Local school officials in the Olean area expressed surprise and disappointment about Elia’s resignation, applauding her efforts over the last four years.
Allegany-Limestone Central School District Superintendent Tony Giannicchi said Elia had the state moving in a positive direction, adding her best attribute was listening and making informed decisions.
“Even if you did not agree with her, you had to respect her decision making,” he said. “Her leaving is a big loss for the state.”
Olean City School District Superintendent Rick Moore, calling Elia’s resignation “disappointing news,” credited her for creating a “calming period in New York state education” following the “chaos” of high-stakes testing.
Elia is a Western New York native and former teacher for the Sweet Home Central School District in the Buffalo area. She was serving as a superintendent in Florida when appointed commissioner by the Board of Regents in 2015.
Elia’s tenure saw the retooling of the controversial Common Core standards and the rollback of tying students’ standardized test scores to teacher evaluations.
The state Legislature passed a law this past session to eliminate the requirement that at least half of a public school teacher’s rating be based on state tests. Now, school districts must negotiate with their teacher unions to choose which exams will be used in judging educators’ performances.
Moore said Elia allowed districts to determine what was best for their students and act accordingly, understanding “each district is unique and one size did not fit all districts.”

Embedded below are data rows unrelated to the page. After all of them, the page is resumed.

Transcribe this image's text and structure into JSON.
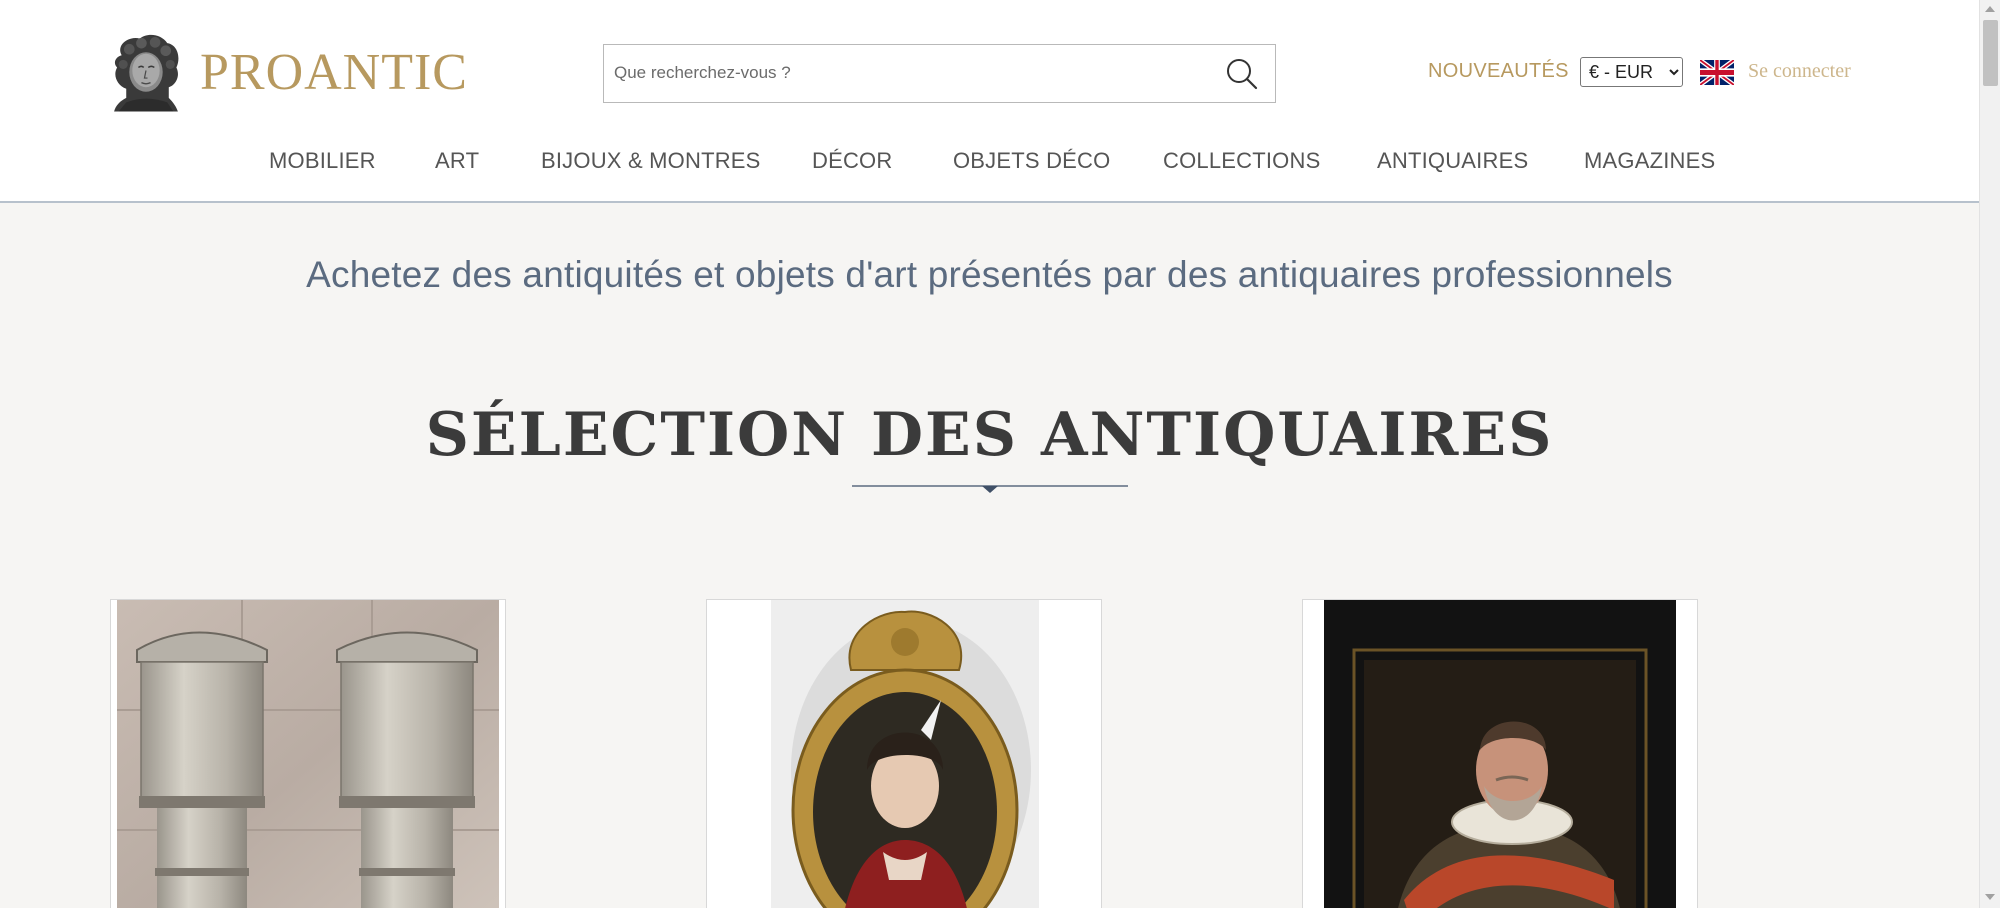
{
  "brand": {
    "name": "PROANTIC",
    "logo_icon": "bust-icon"
  },
  "search": {
    "placeholder": "Que recherchez-vous ?",
    "icon": "search-icon"
  },
  "header": {
    "nouveautes_label": "NOUVEAUTÉS",
    "currency": {
      "selected": "€ - EUR",
      "options": [
        "€ - EUR"
      ]
    },
    "language_flag": "uk-flag-icon",
    "login_label": "Se connecter"
  },
  "nav": {
    "items": [
      {
        "label": "MOBILIER"
      },
      {
        "label": "ART"
      },
      {
        "label": "BIJOUX & MONTRES"
      },
      {
        "label": "DÉCOR"
      },
      {
        "label": "OBJETS DÉCO"
      },
      {
        "label": "COLLECTIONS"
      },
      {
        "label": "ANTIQUAIRES"
      },
      {
        "label": "MAGAZINES"
      }
    ]
  },
  "tagline": "Achetez des antiquités et objets d'art présentés par des antiquaires professionnels",
  "section": {
    "title": "SÉLECTION DES ANTIQUAIRES"
  },
  "products": [
    {
      "image": "art-deco-glass-wall-sconces-photo"
    },
    {
      "image": "oval-gilt-framed-portrait-of-lady-photo"
    },
    {
      "image": "framed-portrait-of-bearded-man-in-ruff-photo"
    }
  ],
  "colors": {
    "brand_gold": "#b7995f",
    "tagline_blue": "#5b6b80",
    "background": "#f6f5f3"
  }
}
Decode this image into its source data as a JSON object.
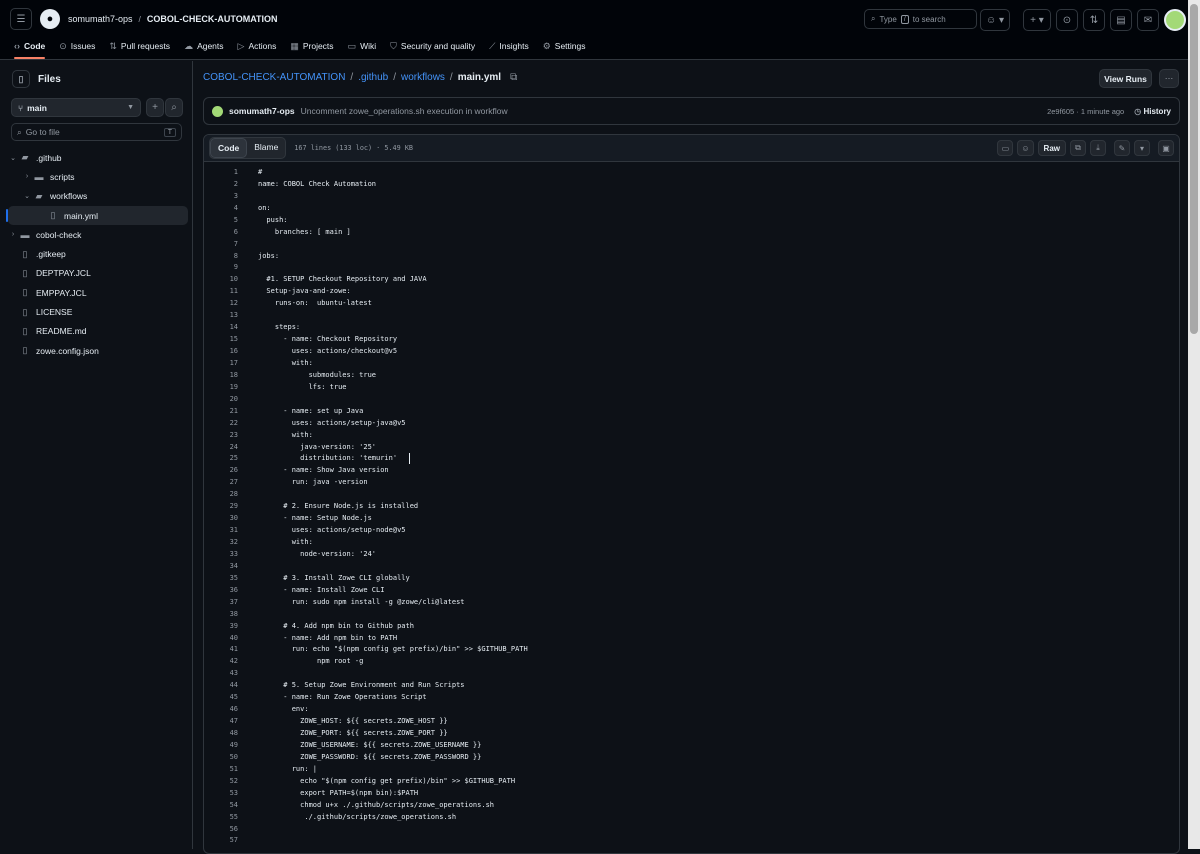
{
  "header": {
    "owner": "somumath7-ops",
    "repo": "COBOL-CHECK-AUTOMATION",
    "search_prefix": "Type",
    "search_key": "/",
    "search_suffix": "to search"
  },
  "repo_tabs": [
    {
      "label": "Code",
      "icon": "code-icon"
    },
    {
      "label": "Issues",
      "icon": "issue-icon"
    },
    {
      "label": "Pull requests",
      "icon": "pull-request-icon"
    },
    {
      "label": "Agents",
      "icon": "agent-icon"
    },
    {
      "label": "Actions",
      "icon": "play-icon"
    },
    {
      "label": "Projects",
      "icon": "table-icon"
    },
    {
      "label": "Wiki",
      "icon": "book-icon"
    },
    {
      "label": "Security and quality",
      "icon": "shield-icon"
    },
    {
      "label": "Insights",
      "icon": "graph-icon"
    },
    {
      "label": "Settings",
      "icon": "gear-icon"
    }
  ],
  "sidebar": {
    "title": "Files",
    "branch": "main",
    "goto_placeholder": "Go to file",
    "goto_key": "T",
    "tree": [
      {
        "label": ".github",
        "type": "folder",
        "expanded": true,
        "depth": 0
      },
      {
        "label": "scripts",
        "type": "folder",
        "expanded": false,
        "depth": 1
      },
      {
        "label": "workflows",
        "type": "folder",
        "expanded": true,
        "depth": 1
      },
      {
        "label": "main.yml",
        "type": "file",
        "depth": 2,
        "selected": true
      },
      {
        "label": "cobol-check",
        "type": "folder",
        "expanded": false,
        "depth": 0
      },
      {
        "label": ".gitkeep",
        "type": "file",
        "depth": 0
      },
      {
        "label": "DEPTPAY.JCL",
        "type": "file",
        "depth": 0
      },
      {
        "label": "EMPPAY.JCL",
        "type": "file",
        "depth": 0
      },
      {
        "label": "LICENSE",
        "type": "file",
        "depth": 0
      },
      {
        "label": "README.md",
        "type": "file",
        "depth": 0
      },
      {
        "label": "zowe.config.json",
        "type": "file",
        "depth": 0
      }
    ]
  },
  "breadcrumb": {
    "parts": [
      "COBOL-CHECK-AUTOMATION",
      ".github",
      "workflows"
    ],
    "current": "main.yml",
    "view_runs": "View Runs"
  },
  "commit": {
    "author": "somumath7-ops",
    "message": "Uncomment zowe_operations.sh execution in workflow",
    "sha_time": "2e9f605 · 1 minute ago",
    "history": "History"
  },
  "file": {
    "tab_code": "Code",
    "tab_blame": "Blame",
    "info": "167 lines (133 loc) · 5.49 KB",
    "raw_label": "Raw"
  },
  "code_lines": [
    "#",
    "name: COBOL Check Automation",
    "",
    "on:",
    "  push:",
    "    branches: [ main ]",
    "",
    "jobs:",
    "",
    "  #1. SETUP Checkout Repository and JAVA",
    "  Setup-java-and-zowe:",
    "    runs-on:  ubuntu-latest",
    "",
    "    steps:",
    "      - name: Checkout Repository",
    "        uses: actions/checkout@v5",
    "        with:",
    "            submodules: true",
    "            lfs: true",
    "",
    "      - name: set up Java",
    "        uses: actions/setup-java@v5",
    "        with:",
    "          java-version: '25'",
    "          distribution: 'temurin'",
    "      - name: Show Java version",
    "        run: java -version",
    "",
    "      # 2. Ensure Node.js is installed",
    "      - name: Setup Node.js",
    "        uses: actions/setup-node@v5",
    "        with:",
    "          node-version: '24'",
    "",
    "      # 3. Install Zowe CLI globally",
    "      - name: Install Zowe CLI",
    "        run: sudo npm install -g @zowe/cli@latest",
    "",
    "      # 4. Add npm bin to Github path",
    "      - name: Add npm bin to PATH",
    "        run: echo \"$(npm config get prefix)/bin\" >> $GITHUB_PATH",
    "              npm root -g",
    "",
    "      # 5. Setup Zowe Environment and Run Scripts",
    "      - name: Run Zowe Operations Script",
    "        env:",
    "          ZOWE_HOST: ${{ secrets.ZOWE_HOST }}",
    "          ZOWE_PORT: ${{ secrets.ZOWE_PORT }}",
    "          ZOWE_USERNAME: ${{ secrets.ZOWE_USERNAME }}",
    "          ZOWE_PASSWORD: ${{ secrets.ZOWE_PASSWORD }}",
    "        run: |",
    "          echo \"$(npm config get prefix)/bin\" >> $GITHUB_PATH",
    "          export PATH=$(npm bin):$PATH",
    "          chmod u+x ./.github/scripts/zowe_operations.sh",
    "           ./.github/scripts/zowe_operations.sh",
    "",
    ""
  ],
  "colors": {
    "bg": "#0d1117",
    "accent_link": "#4493f8",
    "tab_underline": "#f78166",
    "selection_bar": "#1f6feb"
  }
}
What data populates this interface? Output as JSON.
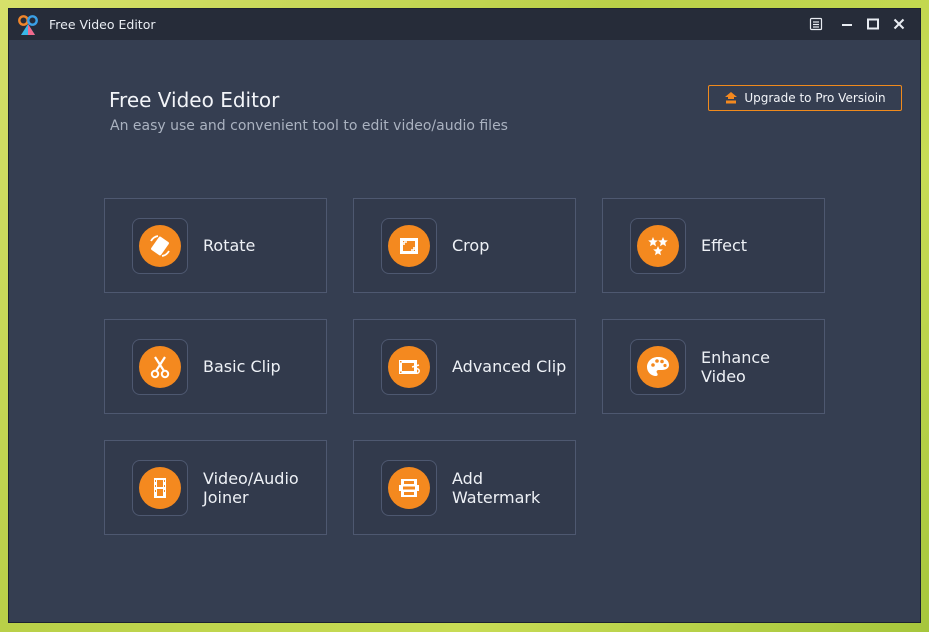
{
  "window": {
    "title": "Free Video Editor",
    "controls": [
      "menu-icon",
      "minimize-icon",
      "maximize-icon",
      "close-icon"
    ]
  },
  "header": {
    "title": "Free Video Editor",
    "subtitle": "An easy use and convenient tool to edit video/audio files"
  },
  "upgrade_button": {
    "label": "Upgrade to Pro Versioin",
    "icon": "upgrade-icon"
  },
  "colors": {
    "accent": "#f4891f",
    "background": "#353e51",
    "titlebar": "#262c39",
    "tile_border": "#4e5870"
  },
  "tools": [
    {
      "label": "Rotate",
      "icon": "rotate-icon"
    },
    {
      "label": "Crop",
      "icon": "crop-icon"
    },
    {
      "label": "Effect",
      "icon": "effect-stars-icon"
    },
    {
      "label": "Basic Clip",
      "icon": "scissors-icon"
    },
    {
      "label": "Advanced Clip",
      "icon": "film-scissors-icon"
    },
    {
      "label": "Enhance\nVideo",
      "icon": "palette-icon"
    },
    {
      "label": "Video/Audio\nJoiner",
      "icon": "film-strip-icon"
    },
    {
      "label": "Add\nWatermark",
      "icon": "watermark-icon"
    }
  ]
}
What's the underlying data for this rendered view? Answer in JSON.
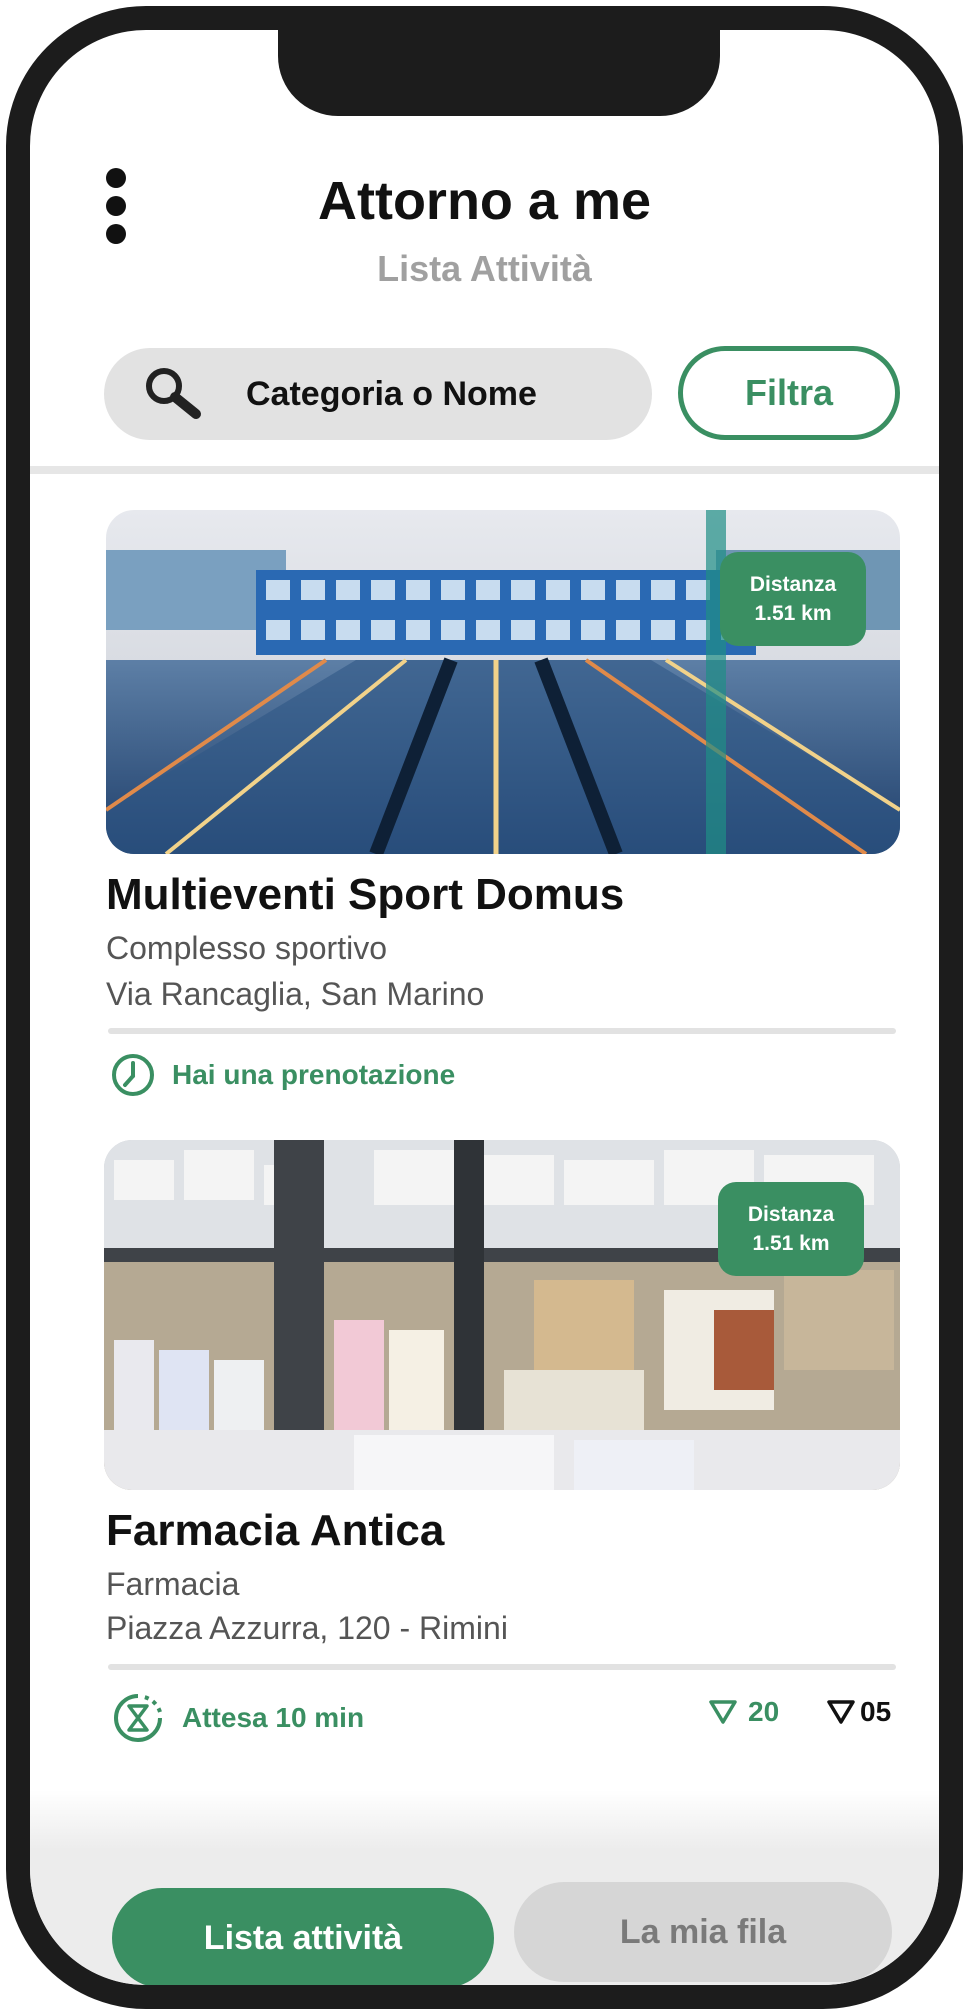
{
  "header": {
    "title": "Attorno a me",
    "subtitle": "Lista Attività",
    "menu_icon": "more-vertical-icon"
  },
  "search": {
    "placeholder": "Categoria o Nome",
    "icon": "search-icon",
    "filter_label": "Filtra"
  },
  "listings": [
    {
      "name": "Multieventi Sport Domus",
      "category": "Complesso sportivo",
      "address": "Via Rancaglia, San Marino",
      "image": "swimming-pool-photo",
      "distance_label": "Distanza",
      "distance_value": "1.51 km",
      "status_icon": "clock-icon",
      "status": "Hai una prenotazione"
    },
    {
      "name": "Farmacia Antica",
      "category": "Farmacia",
      "address": "Piazza Azzurra, 120 - Rimini",
      "image": "pharmacy-shelves-photo",
      "distance_label": "Distanza",
      "distance_value": "1.51 km",
      "status_icon": "hourglass-timer-icon",
      "status": "Attesa 10 min",
      "count_green": "20",
      "count_black": "05"
    }
  ],
  "bottom_nav": {
    "active_tab": "Lista attività",
    "inactive_tab": "La mia fila"
  },
  "colors": {
    "accent": "#3a8f62",
    "frame": "#1c1c1c",
    "muted": "#a0a0a0"
  }
}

“Hopefully her replacement will continue to allow local communities and their schools to determine what is best for their students,” he said.
OCSD Board of Education President Frank Steffen Jr. said there has to be some concern about whether the next commissioner means policy change, but added, “Hopefully we’ll be able to work with the new commissioner whoever that will be.”
New York State United Teachers, which represents more than 600,000 teachers across the state, said it looks forward to engaging with the Board of Regents as the search for the next commissioner begins.
“Selecting a new commissioner with a deep background in public school classrooms will go a long way toward achieving these critical goals,” NYSUT said a statement Monday.